We have dozens of calves born every year on our farm (we are a dairy farm, after all, and having a baby is an essential step for a cow to produce milk). Although these births are familiar to us, we never want them to become so common that we overlook their significance. The moment of a new life entering the world is a precious one, not to be touched by many other earthly experiences. One minute, there is one living thing. The next minute, there are two. Incredible… It is a moment we are looking forward to cherishing in the coming weeks as we have a number of pregnant mamas with calves on the way!

But the story of birth is more than simply the moment when a calf enters the world, and we believe that it is the months leading up to this moment, as well as the ones that follow it, that are critical for a happy, healthy animal. So what does that look like for the calves born at our farm? Here’s the scoop…

Our farmers are currently “drying off” a number of cows right now, in preparation for them to give birth in the coming weeks. “Drying off” is farm-talk for removing a cow from daily milking during the last several weeks of her 9-month gestation in order to let her body prepare for bringing a baby into the world. During this time she is moved from our milking herd to graze with our dry herd and build up her stores of strength and milk for her calf. When the time comes to give birth, she does so out in the pastures, amongst the herd. Thus, in most cases, our calves enter the world the way that nature intended – unaccompanied by external aid and invisible to human eyes. Instinct is a marvelous teacher, and both mother and baby are typically excellent students, performing their complementary roles with a skill that awes us. Of course, our watchful farmers are always ready if a birth requires assistance, and they know when to step in and help. But in most cases, their aid is redundant.

After birth, our calves enjoy a life that reflects the way they entered it – in the great outdoors, amongst the herd, in harmony with nature’s design. By remaining with their mothers and the other cows, calves can nurse on rich milk and learn the dynamics of herd life from the other animals. Occasionally a calf will have to be bottle fed in the early days until it gets the hang of nursing, but always the intention is to keep the babies integrated with our grassfed herd. Once a cow has given birth, she rejoins the milking herd and resumes our twice daily milking – able, as she is, to provide enough milk for her calf and us humans. Her calf dutifully follows her up to the milking parlor and back out to the pastures, hanging out with other calves as they wait for their mothers to emerge from the parlor.

As the calf grows, it will begin sampling the salad bar out in our pastures, gradually accustoming its digestive system to thrive on forage rather than milk. We allow the weaning process to occur naturally, so by the time a calf is about 10 months old it has fully transitioned to the grass-based diet it will enjoy for the rest of its life on our farm. Such an extended period of nursing – up to 10 months – is relatively rare in the dairy world and, we hope, speaks to our desire to honor the natural design of our animals and prioritize their needs. We find that when we operate in step with these rhythms, both the animals and our farm’s productivity flourish – a true testament to the beauty of nature’s ways.

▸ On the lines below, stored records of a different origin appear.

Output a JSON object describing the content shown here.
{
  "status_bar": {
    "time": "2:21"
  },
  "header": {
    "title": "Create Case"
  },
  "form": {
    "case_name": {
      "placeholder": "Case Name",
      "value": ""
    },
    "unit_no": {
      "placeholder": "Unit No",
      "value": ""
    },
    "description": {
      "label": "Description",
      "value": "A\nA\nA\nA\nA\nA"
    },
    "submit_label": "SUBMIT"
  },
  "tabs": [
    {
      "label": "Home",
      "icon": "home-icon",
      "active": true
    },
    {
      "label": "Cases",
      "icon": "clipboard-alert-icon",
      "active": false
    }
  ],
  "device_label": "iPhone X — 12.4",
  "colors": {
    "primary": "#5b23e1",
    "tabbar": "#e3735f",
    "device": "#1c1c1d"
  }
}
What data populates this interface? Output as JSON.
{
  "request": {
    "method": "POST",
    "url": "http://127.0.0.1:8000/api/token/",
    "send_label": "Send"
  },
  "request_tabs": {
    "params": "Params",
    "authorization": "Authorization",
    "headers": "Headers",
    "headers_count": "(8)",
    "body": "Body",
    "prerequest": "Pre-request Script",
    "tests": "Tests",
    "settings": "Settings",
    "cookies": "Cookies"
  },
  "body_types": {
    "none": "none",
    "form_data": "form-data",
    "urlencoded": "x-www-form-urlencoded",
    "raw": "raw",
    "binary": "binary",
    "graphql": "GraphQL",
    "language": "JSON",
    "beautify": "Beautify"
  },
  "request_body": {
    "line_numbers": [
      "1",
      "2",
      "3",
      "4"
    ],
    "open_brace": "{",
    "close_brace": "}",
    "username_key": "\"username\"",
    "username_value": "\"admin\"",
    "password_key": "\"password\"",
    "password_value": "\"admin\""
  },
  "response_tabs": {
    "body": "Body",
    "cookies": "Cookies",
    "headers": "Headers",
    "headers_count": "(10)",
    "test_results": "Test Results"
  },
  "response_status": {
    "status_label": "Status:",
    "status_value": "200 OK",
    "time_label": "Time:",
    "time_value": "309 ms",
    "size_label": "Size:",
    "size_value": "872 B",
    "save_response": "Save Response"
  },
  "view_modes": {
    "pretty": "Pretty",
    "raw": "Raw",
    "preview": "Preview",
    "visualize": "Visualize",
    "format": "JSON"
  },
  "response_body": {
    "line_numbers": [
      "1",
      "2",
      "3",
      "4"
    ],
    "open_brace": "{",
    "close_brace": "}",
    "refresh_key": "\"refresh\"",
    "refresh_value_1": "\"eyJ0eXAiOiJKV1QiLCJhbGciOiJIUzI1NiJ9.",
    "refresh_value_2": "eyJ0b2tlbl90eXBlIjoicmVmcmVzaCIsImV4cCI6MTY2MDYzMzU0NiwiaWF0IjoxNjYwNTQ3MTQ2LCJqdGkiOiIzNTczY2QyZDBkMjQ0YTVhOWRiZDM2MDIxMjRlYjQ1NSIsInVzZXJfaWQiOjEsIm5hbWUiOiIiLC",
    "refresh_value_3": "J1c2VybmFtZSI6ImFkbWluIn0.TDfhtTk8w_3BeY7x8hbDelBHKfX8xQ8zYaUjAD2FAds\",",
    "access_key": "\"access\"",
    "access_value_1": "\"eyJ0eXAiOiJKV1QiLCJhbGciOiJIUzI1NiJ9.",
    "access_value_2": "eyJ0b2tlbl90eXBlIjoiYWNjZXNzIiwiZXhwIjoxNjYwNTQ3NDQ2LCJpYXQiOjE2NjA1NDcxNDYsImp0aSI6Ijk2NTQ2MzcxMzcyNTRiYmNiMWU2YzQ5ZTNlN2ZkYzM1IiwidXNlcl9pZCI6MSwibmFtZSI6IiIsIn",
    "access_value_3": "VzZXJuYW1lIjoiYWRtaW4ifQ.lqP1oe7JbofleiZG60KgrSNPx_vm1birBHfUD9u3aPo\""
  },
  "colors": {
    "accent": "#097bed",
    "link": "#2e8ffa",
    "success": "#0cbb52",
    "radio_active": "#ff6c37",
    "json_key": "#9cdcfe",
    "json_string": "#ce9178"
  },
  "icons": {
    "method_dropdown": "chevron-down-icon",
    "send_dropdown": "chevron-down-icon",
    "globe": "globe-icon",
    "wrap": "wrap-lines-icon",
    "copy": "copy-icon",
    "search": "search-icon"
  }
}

In order for our animals to flourish, we carefully manage the size of our herd relative to the size of our grazing spaces. Keeping all the calves born on our farm would result in a herd too large for responsible management, so some of the are sold to local farmers with whom we maintain relationships. We send them off with the confidence that we have given them the best possible start in life, and that we are providing the best conditions for the ones we keep.

As we begin to welcome some new calves in the coming weeks, watch for photos and updates about these new additions to our herd!

As always, our aim is to keep you as content and well-stewarded as our herd, so are happy to receive your questions or thoughts! Feel free to reply to leave us a comment or connect with us on social media!